In other words, the law was not obeyed, so "let's make a deal."The Gang of Eight’s plan rests on four "pillars:"1. Create a tough but fair path to citizenship for unauthorized immigrants currently living in the United States that is contingent upon securing our borders and tracking whether legal immigrants have left the country when required.2. Reform our legal immigration system to better recognize the importance of characteristics that will help build the American economy and strengthen American families.3. Create an effective employment verification system that will prevent identity theft and end the hiring of future unauthorized workers.4. Establish an improved process for admitting future workers to serve our nation’s workforce needs, while simultaneously protecting all workers.The plan is just a framework. So many of the hard details concerning how long people would wait for citizenship, how the border is declared secure and roughly how much it would all cost will have to be worked out in the coming months.The Senate legislation, whenever it’s drafted, will also spell out how the visa process would be streamlined, what new types of work permits would be available and how the government plans to stop businesses from hiring illegal immigrants.

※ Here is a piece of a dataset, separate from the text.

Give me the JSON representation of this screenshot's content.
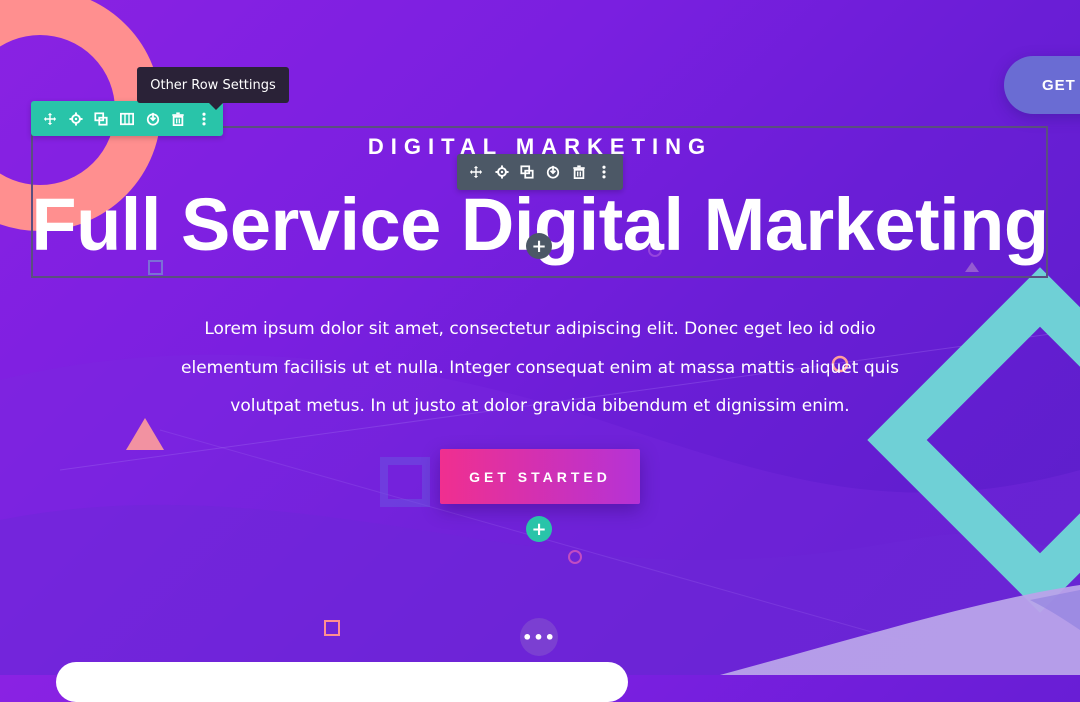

I like that concept and think that should Sen. Diane Feinstein's firearms legislation pass that millions of American should simple ignore the law and force the federal government to "make a deal." What? You say that's not the same thing? Of course not. Senator Feinstein and her cohorts are attempting to ignore a Constitutional right that Americans have. The "gang of eight" are simply trying to grant Constitutional protection to those who have broken the laws of the nation. So, indeed, they are not the same thing.